* WHAT TO WORK ON
Could you copy every record exactly, leaving the pictures behind?

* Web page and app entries
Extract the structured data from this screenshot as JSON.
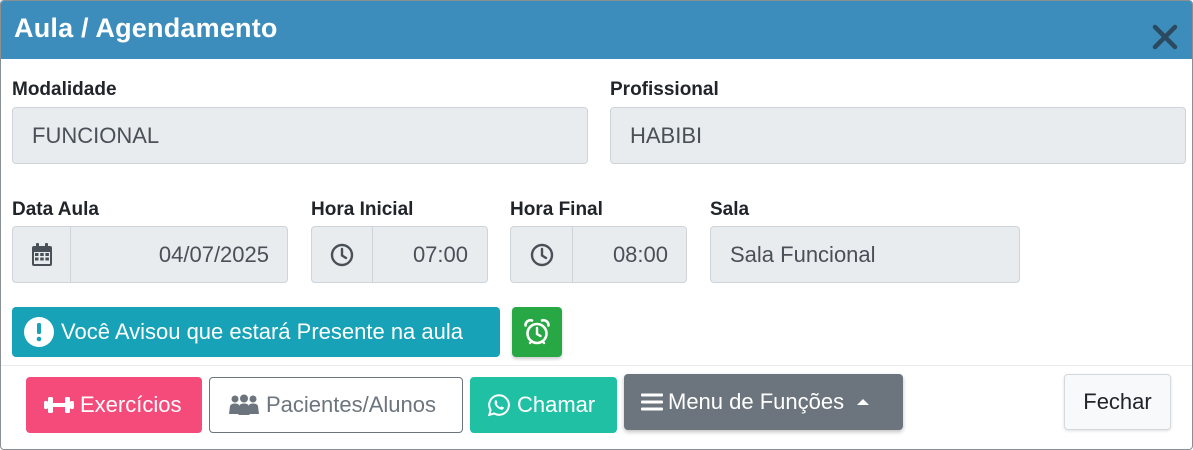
{
  "window": {
    "title": "Aula / Agendamento"
  },
  "form": {
    "modalidade": {
      "label": "Modalidade",
      "value": "FUNCIONAL"
    },
    "profissional": {
      "label": "Profissional",
      "value": "HABIBI"
    },
    "data_aula": {
      "label": "Data Aula",
      "value": "04/07/2025",
      "icon": "calendar-icon"
    },
    "hora_inicial": {
      "label": "Hora Inicial",
      "value": "07:00",
      "icon": "clock-icon"
    },
    "hora_final": {
      "label": "Hora Final",
      "value": "08:00",
      "icon": "clock-icon"
    },
    "sala": {
      "label": "Sala",
      "value": "Sala Funcional"
    }
  },
  "presence": {
    "label": "Você Avisou que estará Presente na aula",
    "icon": "info-circle-icon",
    "color": "#17a2b8"
  },
  "alarm": {
    "icon": "alarm-clock-icon",
    "color": "#28a745"
  },
  "footer": {
    "exercicios": {
      "label": "Exercícios",
      "icon": "dumbbell-icon",
      "color": "#f44b7b"
    },
    "pacientes": {
      "label": "Pacientes/Alunos",
      "icon": "users-icon"
    },
    "chamar": {
      "label": "Chamar",
      "icon": "whatsapp-icon",
      "color": "#20c0a5"
    },
    "menu": {
      "label": "Menu de Funções",
      "icon": "bars-icon",
      "caret": "caret-up-icon",
      "color": "#6c757d"
    },
    "fechar": {
      "label": "Fechar"
    }
  },
  "colors": {
    "header": "#3c8dbc",
    "readonly_bg": "#e9ecef"
  }
}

* EXERCISE SOLUTION
Extract the structured data from this screenshot as JSON.
{
  "window": {
    "title": "Aula / Agendamento"
  },
  "form": {
    "modalidade": {
      "label": "Modalidade",
      "value": "FUNCIONAL"
    },
    "profissional": {
      "label": "Profissional",
      "value": "HABIBI"
    },
    "data_aula": {
      "label": "Data Aula",
      "value": "04/07/2025",
      "icon": "calendar-icon"
    },
    "hora_inicial": {
      "label": "Hora Inicial",
      "value": "07:00",
      "icon": "clock-icon"
    },
    "hora_final": {
      "label": "Hora Final",
      "value": "08:00",
      "icon": "clock-icon"
    },
    "sala": {
      "label": "Sala",
      "value": "Sala Funcional"
    }
  },
  "presence": {
    "label": "Você Avisou que estará Presente na aula",
    "icon": "info-circle-icon",
    "color": "#17a2b8"
  },
  "alarm": {
    "icon": "alarm-clock-icon",
    "color": "#28a745"
  },
  "footer": {
    "exercicios": {
      "label": "Exercícios",
      "icon": "dumbbell-icon",
      "color": "#f44b7b"
    },
    "pacientes": {
      "label": "Pacientes/Alunos",
      "icon": "users-icon"
    },
    "chamar": {
      "label": "Chamar",
      "icon": "whatsapp-icon",
      "color": "#20c0a5"
    },
    "menu": {
      "label": "Menu de Funções",
      "icon": "bars-icon",
      "caret": "caret-up-icon",
      "color": "#6c757d"
    },
    "fechar": {
      "label": "Fechar"
    }
  },
  "colors": {
    "header": "#3c8dbc",
    "readonly_bg": "#e9ecef"
  }
}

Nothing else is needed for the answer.